The formation and training of agro-pastoral promoters was a clear priority of the project, and also aimed at extending the project's range of action, allowing to replicate the knowledge transmitted in each community. At the same time, the project has also worked to promote food sovereignty - that is, the possibility for farmers and ranchers to also control the mechanisms and policies of food production and distribution - and fostering the involvement and empowerment of women.
The project's fields of action concerned:
- Growing potatoes and vegetables in greenhouses;
- Pest management and control and open field nurseries for pine production;
- Community breeding of pigs;
- And community breeding of fish, especially trout, in special tanks.
The beneficiaries of this project today testify: “At the course we learned how to manage the cultivation of potatoes, and by returning we shared the knowledge with our base camp. This is important for us, to be able to learn something.” “We have improved our nutrition compared to our previous life,” adds another farmer; while a young woman shares: “They helped us to create the fields, in the construction of trout tanks ...”. And yet another farmer adds: “In the countryside we have always lived on agriculture. This is our life, and we are grateful for all of this.”
The use of improved seeds in potato cultivation, in addition to the correct use of fertilizers and fungicides, has made it possible to obtain much higher yields than usual, since they have reached an average of 25 tons per hectare, while with the use of traditional (unimproved) seeds, yields of between 6 and 12 tons per hectare were barely reached.
Furthermore, up to the 2019 management, the potato harvest benefited 54 families, while in 2020 it directly reached 91.

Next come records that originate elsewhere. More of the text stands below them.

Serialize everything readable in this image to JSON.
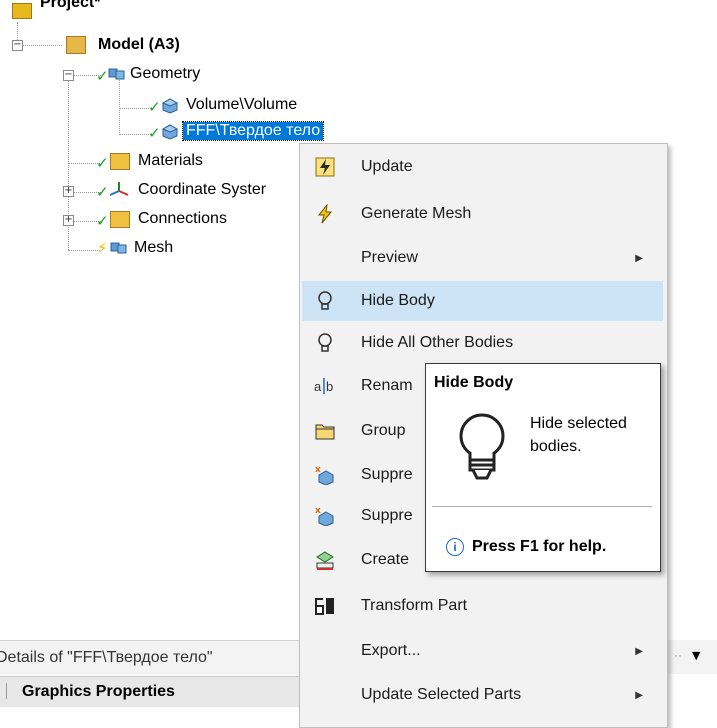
{
  "tree": {
    "project_label": "Project*",
    "model_label": "Model (A3)",
    "geometry_label": "Geometry",
    "volume_label": "Volume\\Volume",
    "fff_label": "FFF\\Твердое тело",
    "materials_label": "Materials",
    "coordinate_label": "Coordinate Syster",
    "connections_label": "Connections",
    "mesh_label": "Mesh"
  },
  "context_menu": {
    "items": [
      {
        "label": "Update",
        "icon": "update-icon"
      },
      {
        "label": "Generate Mesh",
        "icon": "generate-mesh-icon"
      },
      {
        "label": "Preview",
        "icon": "",
        "submenu": true
      },
      {
        "label": "Hide Body",
        "icon": "lightbulb-icon",
        "hover": true
      },
      {
        "label": "Hide All Other Bodies",
        "icon": "lightbulb-icon"
      },
      {
        "label": "Renam",
        "icon": "rename-icon"
      },
      {
        "label": "Group",
        "icon": "folder-icon"
      },
      {
        "label": "Suppre",
        "icon": "suppress-icon"
      },
      {
        "label": "Suppre",
        "icon": "suppress-icon"
      },
      {
        "label": "Create",
        "icon": "create-icon"
      },
      {
        "label": "Transform Part",
        "icon": "transform-part-icon"
      },
      {
        "label": "Export...",
        "icon": "",
        "submenu": true
      },
      {
        "label": "Update Selected Parts",
        "icon": "",
        "submenu": true
      }
    ]
  },
  "tooltip": {
    "title": "Hide Body",
    "description": "Hide selected bodies.",
    "help": "Press F1 for help."
  },
  "details": {
    "header": "Details of \"FFF\\Твердое тело\"",
    "section": "Graphics Properties"
  },
  "colors": {
    "selection": "#0078d7",
    "hover": "#cde3f6",
    "check": "#14a01a"
  }
}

In the pig farm, the project involved 10 beneficiary families from 7 different communities and the pig farms have been improved and expanded. Now the farm is in full swing: from the communities of Calacalani and Chuchuata, pigs are already being brought to the Kami center for slaughter; and the pork processing process, labeled "Embutidos Kami" (Kami cured meats), with products such as serrano-type ham, smoked ham, pork salami, llama salami, grilled chorizo, is successfully marketed also in the Hipermaxi and Ticti markets, north of the city of Cochabamba.